What you are asked to do:
Where in the records does the word "JSON" occur? Copy each line in which it does.

··· Information shown

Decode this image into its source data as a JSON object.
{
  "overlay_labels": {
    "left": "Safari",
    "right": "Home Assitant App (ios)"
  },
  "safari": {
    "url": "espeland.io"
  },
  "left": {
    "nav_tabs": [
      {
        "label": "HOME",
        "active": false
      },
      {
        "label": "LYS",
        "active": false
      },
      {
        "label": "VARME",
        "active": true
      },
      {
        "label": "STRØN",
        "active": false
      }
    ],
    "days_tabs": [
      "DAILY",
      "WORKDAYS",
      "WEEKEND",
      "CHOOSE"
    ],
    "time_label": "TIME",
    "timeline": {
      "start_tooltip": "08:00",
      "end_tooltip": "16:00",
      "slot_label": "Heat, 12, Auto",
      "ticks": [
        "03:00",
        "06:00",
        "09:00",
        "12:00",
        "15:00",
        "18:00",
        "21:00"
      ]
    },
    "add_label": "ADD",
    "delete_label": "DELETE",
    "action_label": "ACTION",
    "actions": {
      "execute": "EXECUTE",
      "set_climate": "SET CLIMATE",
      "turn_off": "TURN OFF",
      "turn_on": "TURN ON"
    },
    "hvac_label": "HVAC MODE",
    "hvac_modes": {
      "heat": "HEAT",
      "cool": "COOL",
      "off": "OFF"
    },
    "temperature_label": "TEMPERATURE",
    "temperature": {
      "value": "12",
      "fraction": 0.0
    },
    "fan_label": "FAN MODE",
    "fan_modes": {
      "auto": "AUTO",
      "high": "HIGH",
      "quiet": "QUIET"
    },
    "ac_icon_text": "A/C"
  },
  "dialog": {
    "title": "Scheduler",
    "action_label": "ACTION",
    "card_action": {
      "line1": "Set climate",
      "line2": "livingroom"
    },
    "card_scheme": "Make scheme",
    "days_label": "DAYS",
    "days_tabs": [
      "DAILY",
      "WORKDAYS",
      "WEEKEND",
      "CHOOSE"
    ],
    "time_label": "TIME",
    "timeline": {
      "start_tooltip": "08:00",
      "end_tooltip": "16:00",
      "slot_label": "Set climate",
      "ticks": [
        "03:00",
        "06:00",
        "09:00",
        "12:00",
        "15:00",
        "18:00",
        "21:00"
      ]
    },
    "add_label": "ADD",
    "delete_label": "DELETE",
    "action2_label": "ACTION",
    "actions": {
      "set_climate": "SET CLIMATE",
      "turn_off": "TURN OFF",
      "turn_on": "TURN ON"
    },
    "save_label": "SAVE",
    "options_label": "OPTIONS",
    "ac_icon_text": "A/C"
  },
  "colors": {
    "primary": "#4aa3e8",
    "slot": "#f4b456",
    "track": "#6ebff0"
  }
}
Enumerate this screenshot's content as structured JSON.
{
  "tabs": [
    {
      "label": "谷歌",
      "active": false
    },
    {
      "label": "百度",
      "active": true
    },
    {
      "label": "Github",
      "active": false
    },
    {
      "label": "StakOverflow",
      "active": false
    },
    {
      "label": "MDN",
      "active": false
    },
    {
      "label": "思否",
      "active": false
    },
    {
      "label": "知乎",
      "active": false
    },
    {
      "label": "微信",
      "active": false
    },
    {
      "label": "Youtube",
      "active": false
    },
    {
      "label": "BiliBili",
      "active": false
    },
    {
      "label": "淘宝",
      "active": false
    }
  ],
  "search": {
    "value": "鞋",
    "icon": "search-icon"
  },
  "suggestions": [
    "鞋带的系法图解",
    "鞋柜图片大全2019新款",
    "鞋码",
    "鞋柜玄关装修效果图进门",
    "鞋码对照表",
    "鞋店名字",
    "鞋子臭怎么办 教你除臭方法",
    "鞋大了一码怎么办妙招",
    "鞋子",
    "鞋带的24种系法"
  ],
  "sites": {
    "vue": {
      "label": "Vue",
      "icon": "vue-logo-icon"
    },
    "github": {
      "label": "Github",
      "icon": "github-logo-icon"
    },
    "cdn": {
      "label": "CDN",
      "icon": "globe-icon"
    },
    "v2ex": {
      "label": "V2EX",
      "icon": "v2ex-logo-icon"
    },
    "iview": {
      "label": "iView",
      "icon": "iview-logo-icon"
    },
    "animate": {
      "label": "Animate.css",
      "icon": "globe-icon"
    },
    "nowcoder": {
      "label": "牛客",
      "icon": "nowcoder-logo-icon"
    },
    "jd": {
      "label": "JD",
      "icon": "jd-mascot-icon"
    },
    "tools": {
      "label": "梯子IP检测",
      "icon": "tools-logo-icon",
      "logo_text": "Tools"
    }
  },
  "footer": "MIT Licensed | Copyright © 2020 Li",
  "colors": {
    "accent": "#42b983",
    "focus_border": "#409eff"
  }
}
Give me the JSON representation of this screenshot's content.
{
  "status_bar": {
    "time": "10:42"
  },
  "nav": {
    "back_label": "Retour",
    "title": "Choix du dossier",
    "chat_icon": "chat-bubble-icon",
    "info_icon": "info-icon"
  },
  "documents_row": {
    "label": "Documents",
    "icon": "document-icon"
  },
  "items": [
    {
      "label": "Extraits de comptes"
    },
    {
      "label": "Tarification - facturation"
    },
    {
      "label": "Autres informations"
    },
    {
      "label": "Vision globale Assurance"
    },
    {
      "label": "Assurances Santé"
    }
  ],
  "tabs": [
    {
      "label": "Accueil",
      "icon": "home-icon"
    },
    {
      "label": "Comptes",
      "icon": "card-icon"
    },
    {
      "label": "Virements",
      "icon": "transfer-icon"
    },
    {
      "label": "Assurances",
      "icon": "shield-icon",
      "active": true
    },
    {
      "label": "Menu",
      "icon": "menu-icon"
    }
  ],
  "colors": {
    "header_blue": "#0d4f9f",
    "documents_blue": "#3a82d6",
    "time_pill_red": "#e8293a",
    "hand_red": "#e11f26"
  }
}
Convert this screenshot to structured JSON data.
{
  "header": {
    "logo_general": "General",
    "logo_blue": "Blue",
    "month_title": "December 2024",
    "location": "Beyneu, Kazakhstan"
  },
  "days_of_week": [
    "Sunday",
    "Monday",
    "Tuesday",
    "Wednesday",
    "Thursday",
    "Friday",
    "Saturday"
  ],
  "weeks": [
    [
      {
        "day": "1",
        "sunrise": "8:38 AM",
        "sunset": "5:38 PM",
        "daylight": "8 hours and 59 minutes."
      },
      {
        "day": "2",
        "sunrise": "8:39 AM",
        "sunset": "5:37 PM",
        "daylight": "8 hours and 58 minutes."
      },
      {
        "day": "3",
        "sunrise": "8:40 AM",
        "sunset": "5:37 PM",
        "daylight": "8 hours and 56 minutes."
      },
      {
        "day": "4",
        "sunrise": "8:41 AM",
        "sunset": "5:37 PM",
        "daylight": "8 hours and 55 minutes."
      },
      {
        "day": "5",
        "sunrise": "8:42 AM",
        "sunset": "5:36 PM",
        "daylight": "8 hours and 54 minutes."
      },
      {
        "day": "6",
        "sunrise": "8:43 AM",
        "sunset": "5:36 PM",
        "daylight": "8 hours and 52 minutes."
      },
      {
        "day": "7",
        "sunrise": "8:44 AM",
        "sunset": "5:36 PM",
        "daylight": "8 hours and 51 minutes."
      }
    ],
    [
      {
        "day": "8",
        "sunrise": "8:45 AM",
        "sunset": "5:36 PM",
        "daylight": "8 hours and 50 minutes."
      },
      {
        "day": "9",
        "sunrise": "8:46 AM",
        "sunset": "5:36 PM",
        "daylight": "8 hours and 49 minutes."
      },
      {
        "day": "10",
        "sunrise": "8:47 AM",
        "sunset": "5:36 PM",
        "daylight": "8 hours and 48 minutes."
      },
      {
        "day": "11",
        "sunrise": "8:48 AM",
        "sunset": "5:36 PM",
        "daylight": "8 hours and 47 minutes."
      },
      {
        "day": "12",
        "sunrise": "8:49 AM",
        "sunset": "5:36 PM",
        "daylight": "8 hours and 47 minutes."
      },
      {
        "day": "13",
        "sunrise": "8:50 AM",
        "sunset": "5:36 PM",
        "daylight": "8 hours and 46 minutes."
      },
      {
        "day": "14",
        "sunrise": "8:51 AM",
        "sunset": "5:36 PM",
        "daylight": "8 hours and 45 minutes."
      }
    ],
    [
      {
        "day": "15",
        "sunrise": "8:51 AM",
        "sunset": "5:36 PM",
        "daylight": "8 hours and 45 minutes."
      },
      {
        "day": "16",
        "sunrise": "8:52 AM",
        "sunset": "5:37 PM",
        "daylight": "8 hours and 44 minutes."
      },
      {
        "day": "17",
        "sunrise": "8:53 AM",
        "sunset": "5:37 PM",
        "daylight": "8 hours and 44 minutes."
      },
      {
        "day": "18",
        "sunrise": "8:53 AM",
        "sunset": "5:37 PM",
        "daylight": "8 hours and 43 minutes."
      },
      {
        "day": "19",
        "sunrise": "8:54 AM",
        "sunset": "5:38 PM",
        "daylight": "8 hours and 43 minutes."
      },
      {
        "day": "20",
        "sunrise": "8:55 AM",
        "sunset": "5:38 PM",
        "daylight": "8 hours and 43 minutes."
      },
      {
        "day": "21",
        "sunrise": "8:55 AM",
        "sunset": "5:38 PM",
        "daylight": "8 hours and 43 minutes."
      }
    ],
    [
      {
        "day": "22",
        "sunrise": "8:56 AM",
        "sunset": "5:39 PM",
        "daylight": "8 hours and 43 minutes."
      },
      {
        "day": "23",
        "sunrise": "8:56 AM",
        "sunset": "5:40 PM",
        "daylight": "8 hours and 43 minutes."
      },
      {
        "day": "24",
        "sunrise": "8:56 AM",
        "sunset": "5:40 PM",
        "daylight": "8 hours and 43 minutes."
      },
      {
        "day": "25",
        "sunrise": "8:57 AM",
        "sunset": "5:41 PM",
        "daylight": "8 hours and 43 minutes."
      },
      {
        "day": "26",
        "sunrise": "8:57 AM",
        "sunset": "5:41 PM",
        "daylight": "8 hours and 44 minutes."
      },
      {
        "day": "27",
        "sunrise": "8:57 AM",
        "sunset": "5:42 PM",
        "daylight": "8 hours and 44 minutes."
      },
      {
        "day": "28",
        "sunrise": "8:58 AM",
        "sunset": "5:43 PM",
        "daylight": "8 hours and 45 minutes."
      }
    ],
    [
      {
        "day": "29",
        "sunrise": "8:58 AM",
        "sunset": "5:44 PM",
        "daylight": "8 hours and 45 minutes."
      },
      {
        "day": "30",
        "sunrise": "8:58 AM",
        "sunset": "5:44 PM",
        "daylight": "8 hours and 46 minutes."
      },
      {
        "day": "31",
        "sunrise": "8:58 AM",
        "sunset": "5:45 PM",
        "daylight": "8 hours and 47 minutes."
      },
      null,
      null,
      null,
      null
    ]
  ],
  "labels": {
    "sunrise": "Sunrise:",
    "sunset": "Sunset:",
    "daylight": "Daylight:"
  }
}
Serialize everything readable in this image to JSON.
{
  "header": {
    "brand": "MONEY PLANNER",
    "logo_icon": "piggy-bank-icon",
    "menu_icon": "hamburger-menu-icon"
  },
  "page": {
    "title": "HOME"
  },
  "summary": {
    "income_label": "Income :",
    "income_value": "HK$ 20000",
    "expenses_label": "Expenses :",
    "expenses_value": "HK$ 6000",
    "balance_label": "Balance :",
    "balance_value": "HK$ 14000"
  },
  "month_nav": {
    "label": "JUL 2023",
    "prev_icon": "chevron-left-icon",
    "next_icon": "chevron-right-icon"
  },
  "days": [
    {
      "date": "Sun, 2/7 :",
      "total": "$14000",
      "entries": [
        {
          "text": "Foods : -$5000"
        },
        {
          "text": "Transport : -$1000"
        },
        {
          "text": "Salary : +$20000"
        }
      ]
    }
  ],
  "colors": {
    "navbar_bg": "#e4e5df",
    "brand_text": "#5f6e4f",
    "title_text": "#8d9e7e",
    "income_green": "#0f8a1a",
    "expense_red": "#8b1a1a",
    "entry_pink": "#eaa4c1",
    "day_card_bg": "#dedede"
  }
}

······

Solved exercise:
Decode this image into its source data as a JSON object.
Enumerate this screenshot's content as structured JSON.
Give me the JSON representation of this screenshot's content.
Convert this screenshot to structured JSON data.
Serialize everything readable in this image to JSON.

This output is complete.